(Beginning of The input)

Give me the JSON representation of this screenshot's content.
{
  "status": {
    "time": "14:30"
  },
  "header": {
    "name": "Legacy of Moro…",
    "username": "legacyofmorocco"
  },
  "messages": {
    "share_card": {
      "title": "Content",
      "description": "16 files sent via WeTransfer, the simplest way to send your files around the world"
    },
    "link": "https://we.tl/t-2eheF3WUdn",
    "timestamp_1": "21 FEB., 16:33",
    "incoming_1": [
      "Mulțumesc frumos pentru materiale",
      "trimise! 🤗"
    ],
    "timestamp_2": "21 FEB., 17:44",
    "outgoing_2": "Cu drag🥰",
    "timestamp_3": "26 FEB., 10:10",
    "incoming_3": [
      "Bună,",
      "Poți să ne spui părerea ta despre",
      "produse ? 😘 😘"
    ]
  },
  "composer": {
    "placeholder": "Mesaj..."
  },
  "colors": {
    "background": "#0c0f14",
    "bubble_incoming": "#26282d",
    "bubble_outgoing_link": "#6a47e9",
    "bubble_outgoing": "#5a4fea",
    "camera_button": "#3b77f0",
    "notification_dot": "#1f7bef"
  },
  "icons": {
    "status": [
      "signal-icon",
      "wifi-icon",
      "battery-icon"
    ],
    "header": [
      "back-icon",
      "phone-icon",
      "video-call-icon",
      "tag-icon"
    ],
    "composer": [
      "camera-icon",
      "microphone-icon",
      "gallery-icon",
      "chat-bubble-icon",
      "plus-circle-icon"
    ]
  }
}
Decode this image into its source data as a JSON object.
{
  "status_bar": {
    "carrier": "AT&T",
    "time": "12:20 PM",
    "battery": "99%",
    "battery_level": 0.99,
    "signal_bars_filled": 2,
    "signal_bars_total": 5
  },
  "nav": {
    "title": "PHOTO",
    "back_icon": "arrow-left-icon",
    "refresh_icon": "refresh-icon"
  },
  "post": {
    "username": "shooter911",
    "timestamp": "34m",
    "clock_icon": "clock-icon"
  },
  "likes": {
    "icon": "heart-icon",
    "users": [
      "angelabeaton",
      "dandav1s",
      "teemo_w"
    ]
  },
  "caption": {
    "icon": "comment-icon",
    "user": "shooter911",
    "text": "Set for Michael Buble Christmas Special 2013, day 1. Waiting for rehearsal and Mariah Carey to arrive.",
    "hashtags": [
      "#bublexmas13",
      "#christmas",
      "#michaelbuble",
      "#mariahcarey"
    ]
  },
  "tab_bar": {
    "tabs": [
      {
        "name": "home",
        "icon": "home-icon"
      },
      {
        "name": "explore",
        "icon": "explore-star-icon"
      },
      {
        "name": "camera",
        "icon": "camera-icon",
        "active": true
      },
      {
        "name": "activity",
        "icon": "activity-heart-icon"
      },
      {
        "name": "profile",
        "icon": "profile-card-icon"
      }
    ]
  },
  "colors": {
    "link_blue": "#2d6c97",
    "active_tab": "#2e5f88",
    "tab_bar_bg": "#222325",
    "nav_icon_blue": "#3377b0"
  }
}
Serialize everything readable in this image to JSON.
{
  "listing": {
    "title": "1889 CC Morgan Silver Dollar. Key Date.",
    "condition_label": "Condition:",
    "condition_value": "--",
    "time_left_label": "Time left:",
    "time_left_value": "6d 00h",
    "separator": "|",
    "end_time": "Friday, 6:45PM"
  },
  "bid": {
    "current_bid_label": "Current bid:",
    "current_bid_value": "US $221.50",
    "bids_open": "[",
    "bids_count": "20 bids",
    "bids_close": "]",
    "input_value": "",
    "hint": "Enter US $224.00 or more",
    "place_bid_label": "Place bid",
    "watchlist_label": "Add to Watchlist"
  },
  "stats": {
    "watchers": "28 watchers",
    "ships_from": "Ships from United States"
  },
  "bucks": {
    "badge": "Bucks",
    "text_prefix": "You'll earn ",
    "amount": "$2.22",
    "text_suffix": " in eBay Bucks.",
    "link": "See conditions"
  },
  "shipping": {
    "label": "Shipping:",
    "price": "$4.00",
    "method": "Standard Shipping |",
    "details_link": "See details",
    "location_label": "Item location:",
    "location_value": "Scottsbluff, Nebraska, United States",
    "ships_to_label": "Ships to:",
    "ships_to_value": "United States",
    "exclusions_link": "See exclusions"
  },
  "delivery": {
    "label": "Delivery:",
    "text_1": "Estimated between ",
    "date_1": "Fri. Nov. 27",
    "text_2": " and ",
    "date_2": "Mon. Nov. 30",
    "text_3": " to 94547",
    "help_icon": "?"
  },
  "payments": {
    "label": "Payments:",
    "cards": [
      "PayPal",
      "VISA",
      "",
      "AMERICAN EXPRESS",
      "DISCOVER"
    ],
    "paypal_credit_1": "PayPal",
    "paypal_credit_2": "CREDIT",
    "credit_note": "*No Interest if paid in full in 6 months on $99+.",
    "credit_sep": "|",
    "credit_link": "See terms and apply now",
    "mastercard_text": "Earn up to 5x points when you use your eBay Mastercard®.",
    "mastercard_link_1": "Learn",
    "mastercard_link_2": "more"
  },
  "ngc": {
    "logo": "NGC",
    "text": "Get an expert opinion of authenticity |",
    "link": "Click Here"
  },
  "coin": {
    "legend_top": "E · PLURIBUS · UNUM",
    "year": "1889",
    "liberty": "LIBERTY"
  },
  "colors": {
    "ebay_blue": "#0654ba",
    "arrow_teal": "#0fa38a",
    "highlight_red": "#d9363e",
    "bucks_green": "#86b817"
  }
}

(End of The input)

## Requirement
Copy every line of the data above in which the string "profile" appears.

## Solution to the problem
        "name": "profile",
        "icon": "profile-card-icon"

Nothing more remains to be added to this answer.